(Task item) Only a number is expected in reply: the count of lines below where the word "sprinting" occurs.
** Data for this task follows **
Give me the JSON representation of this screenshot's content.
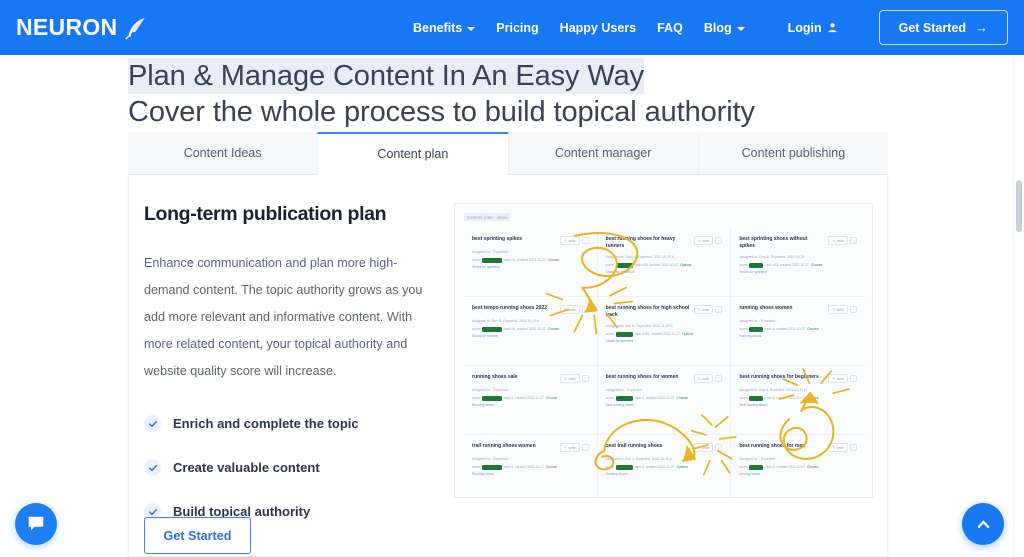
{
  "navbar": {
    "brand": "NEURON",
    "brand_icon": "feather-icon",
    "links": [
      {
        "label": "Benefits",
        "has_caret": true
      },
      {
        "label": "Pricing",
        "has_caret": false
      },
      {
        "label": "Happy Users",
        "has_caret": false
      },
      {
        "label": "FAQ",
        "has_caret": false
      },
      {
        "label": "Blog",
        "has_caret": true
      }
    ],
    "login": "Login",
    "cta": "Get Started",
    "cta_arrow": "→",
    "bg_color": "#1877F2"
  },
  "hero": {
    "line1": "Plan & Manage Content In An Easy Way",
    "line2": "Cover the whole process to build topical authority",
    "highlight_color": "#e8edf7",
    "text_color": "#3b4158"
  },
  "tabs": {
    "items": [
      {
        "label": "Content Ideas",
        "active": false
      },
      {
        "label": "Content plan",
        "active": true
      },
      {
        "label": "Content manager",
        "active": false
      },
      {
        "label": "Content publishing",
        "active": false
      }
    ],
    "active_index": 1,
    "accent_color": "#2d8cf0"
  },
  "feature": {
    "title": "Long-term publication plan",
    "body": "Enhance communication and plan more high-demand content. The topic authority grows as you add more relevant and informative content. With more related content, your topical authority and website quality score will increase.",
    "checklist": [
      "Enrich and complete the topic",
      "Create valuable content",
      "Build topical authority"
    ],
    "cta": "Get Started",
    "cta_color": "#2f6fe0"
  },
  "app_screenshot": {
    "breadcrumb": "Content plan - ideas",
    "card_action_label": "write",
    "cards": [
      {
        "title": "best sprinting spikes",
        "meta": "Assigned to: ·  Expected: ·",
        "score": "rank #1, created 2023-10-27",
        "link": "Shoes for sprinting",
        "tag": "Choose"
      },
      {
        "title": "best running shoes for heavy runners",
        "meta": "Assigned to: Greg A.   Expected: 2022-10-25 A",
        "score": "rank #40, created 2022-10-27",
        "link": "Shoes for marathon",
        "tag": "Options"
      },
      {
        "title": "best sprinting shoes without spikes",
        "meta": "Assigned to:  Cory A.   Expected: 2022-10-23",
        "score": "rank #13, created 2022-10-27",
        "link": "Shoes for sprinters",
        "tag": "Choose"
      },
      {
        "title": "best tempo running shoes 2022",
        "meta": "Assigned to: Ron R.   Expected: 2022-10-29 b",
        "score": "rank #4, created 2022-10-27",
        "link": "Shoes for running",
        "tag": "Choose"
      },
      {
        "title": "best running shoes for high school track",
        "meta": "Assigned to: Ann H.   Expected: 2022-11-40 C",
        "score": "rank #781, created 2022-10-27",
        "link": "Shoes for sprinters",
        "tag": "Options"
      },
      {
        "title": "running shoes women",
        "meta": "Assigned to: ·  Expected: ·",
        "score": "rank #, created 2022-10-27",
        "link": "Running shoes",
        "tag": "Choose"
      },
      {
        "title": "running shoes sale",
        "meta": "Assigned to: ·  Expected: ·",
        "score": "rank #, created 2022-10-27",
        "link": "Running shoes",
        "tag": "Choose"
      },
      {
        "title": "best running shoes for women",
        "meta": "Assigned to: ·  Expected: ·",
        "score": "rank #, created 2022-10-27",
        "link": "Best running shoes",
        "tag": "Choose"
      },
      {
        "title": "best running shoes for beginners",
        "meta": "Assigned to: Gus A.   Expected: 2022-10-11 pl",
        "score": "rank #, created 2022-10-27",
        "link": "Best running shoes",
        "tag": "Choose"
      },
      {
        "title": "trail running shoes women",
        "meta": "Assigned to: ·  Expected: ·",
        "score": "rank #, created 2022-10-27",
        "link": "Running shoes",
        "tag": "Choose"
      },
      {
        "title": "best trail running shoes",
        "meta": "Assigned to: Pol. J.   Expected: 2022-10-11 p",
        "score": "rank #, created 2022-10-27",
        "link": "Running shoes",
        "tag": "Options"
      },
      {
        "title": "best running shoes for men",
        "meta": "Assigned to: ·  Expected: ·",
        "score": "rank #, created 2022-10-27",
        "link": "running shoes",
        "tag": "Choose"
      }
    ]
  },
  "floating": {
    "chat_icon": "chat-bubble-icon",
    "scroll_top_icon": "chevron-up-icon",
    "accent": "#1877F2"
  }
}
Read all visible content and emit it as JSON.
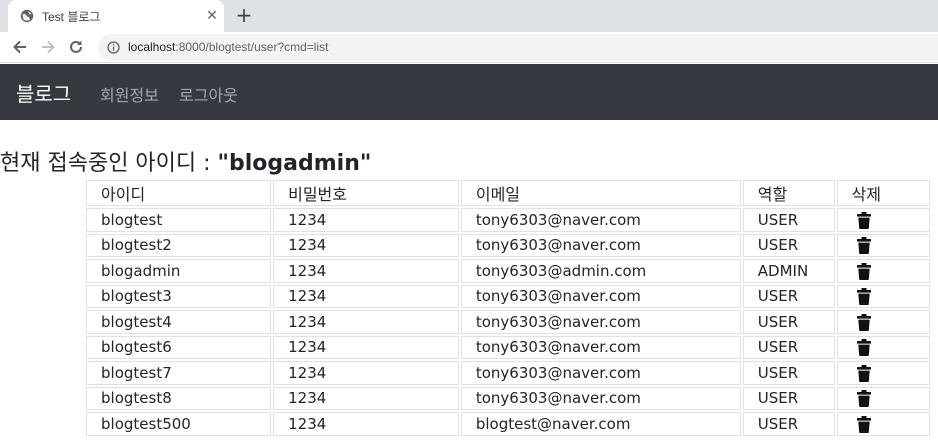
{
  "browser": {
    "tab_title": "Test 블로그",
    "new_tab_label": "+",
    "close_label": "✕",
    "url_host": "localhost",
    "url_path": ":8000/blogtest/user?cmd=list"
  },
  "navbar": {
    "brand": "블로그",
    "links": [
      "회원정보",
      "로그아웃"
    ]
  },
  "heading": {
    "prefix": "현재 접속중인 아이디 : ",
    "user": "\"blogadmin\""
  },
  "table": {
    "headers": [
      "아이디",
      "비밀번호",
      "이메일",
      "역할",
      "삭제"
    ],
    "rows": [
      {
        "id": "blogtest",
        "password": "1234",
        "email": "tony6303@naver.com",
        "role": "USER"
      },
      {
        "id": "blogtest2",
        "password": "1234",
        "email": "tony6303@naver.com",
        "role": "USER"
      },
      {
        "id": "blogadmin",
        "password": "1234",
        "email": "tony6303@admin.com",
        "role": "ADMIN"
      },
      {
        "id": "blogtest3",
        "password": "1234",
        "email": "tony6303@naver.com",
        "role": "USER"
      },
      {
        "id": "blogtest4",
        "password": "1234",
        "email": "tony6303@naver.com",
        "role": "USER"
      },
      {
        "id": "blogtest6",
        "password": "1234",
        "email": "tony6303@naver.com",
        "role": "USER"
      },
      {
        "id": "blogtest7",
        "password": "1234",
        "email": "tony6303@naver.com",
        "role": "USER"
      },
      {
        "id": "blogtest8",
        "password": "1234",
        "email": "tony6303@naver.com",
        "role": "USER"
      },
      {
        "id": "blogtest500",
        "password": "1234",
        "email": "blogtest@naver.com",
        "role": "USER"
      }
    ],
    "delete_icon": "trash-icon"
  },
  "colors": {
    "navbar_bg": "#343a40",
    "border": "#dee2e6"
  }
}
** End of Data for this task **
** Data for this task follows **
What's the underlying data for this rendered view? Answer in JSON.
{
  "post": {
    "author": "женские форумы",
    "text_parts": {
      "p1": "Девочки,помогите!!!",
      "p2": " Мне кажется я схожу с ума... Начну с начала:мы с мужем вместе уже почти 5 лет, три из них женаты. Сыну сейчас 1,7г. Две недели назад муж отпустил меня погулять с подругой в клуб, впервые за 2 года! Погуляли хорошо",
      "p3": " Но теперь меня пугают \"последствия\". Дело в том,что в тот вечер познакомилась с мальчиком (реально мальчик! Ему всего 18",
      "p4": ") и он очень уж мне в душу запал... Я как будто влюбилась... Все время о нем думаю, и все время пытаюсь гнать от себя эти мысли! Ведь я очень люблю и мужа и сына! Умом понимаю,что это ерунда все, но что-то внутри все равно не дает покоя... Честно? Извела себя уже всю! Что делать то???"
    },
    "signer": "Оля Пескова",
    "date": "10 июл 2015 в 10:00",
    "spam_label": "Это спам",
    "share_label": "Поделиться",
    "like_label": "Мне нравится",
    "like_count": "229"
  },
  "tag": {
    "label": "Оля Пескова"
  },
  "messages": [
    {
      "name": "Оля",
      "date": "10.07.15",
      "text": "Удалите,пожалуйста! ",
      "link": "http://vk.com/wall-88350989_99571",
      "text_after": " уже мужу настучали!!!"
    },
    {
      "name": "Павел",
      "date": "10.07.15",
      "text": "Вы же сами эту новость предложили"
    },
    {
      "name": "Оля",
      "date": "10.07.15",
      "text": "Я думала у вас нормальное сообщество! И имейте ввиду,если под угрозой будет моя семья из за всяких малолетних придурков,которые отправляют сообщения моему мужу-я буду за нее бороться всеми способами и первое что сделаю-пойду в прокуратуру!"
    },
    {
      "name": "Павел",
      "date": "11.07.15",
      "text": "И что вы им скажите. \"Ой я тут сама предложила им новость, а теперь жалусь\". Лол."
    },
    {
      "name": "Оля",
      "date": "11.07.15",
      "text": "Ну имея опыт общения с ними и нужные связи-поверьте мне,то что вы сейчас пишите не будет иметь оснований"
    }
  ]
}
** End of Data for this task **
(The answer) 3